I have a tendency to follow stories in my hometown newspaper.
For nearly a month, one of the top stories has been about the fatal shooting of a man by a South Bend (Ind.) police officer, who did not turn on his body camera prior to the shooting.
The incident has raised the issue — once again — of the impact, benefits, and consequences of body worn cameras.
One of the things that troubles me is that the body camera sometimes gets a bad rap – I think because, in general, we tend to view cameras as a tool “to catch” police officers doing something wrong (a reasonable conclusion, considering that the big push for cameras nationwide was in response to the number of high profile shootings of unarmed black men by police officers).
I think that body (and dash) cameras do offer the potential to increase police transparency and accountability. But guess what?
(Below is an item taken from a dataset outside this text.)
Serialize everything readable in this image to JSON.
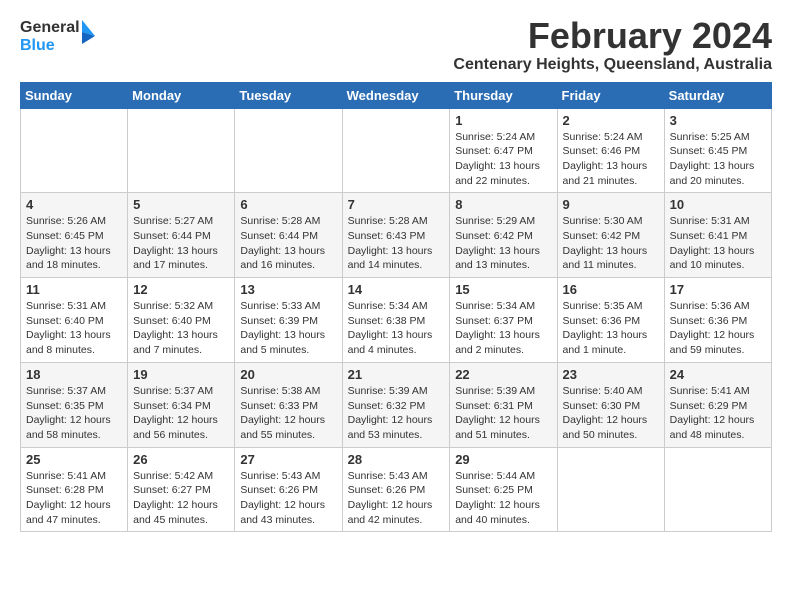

The cameras can also “catch” officers in the act of doing something right (or doing something good).
I saw concrete evidence of that a few days ago when the Berkeley County Sheriff’s Office in South Carolina released body camera footage of Deputy W. Kimbro taking life-saving measures that kept a 12-day-old baby alive and breathing until emergency personnel arrived on the scene.
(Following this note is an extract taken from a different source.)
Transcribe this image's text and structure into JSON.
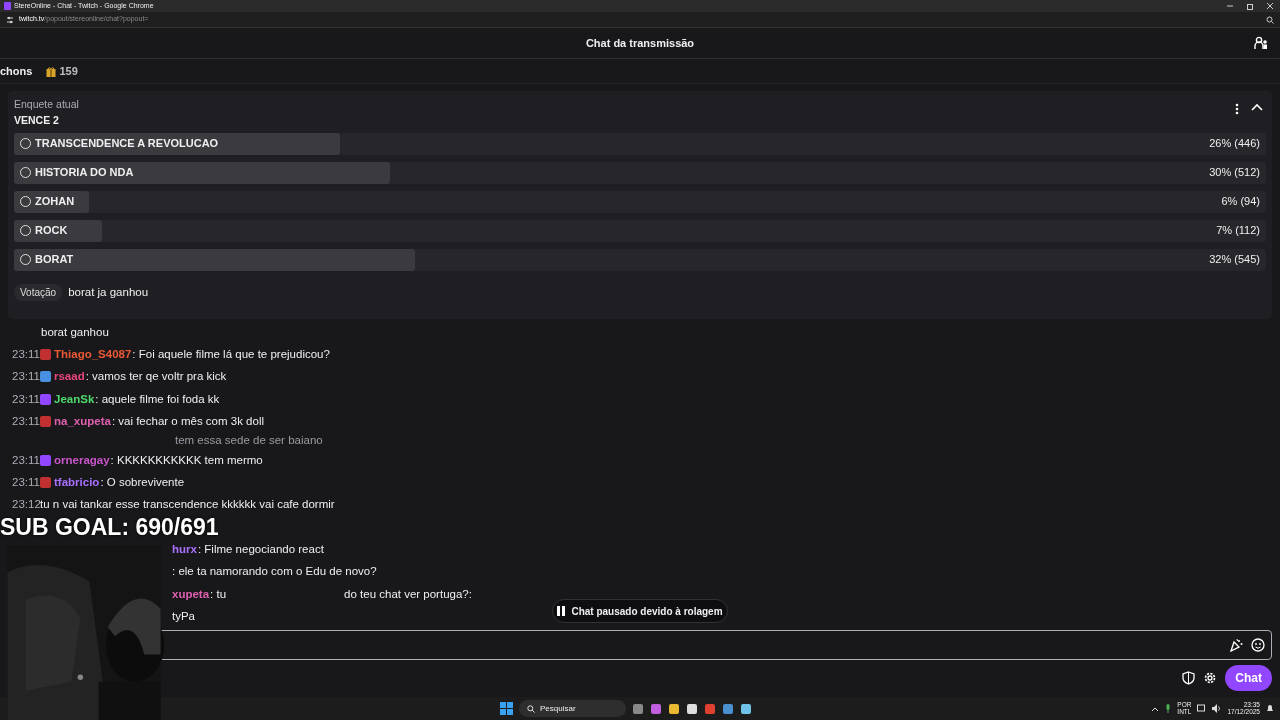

Last year, dashcam video caught Kingston Crowell and Marion County Sheriff’s Deputy Jeremie Nix saving the life of a three-month old baby who was choking.
Then there was the footage released in 2017 by the Savannah-Chatham Metropolitan Police Department in Georgia that shows Officer William Eng taking a one-month old baby who was not breathing into his arms and administering chest compressions, until she let out a cry and started breathing.
Since 2015, when President Obama pledged funding for a nationwide program to equip police departments with body cameras, research has shown some interesting facts, Including:
- Police leadership organizations have publicly supported the use of body worn cameras
- Resident advocacy and human rights groups embrace the use of cameras
- Cameras can lead to reductions in police use of force and resident complaints
- Cameras generate valuable evidence
- Limitations affect the likelihood that cameras will capture a complete visual and audio record of what has transpired.
That said, we need to be realistic about what body and dash cameras can and cannot do.
And we need to change the narrative to include the fact that body and dash cameras can also capture the heroic efforts of our law enforcement officers. I am sure that officers Eng, Nix, and Kimbro are just a few of our dedicated law enforcement officers who have been caught in the act of doing heroic deeds.
I wonder what we would find, if we reviewed all of the police video footage ever collected – more officers doing the wrong thing or more officers doing the right thing?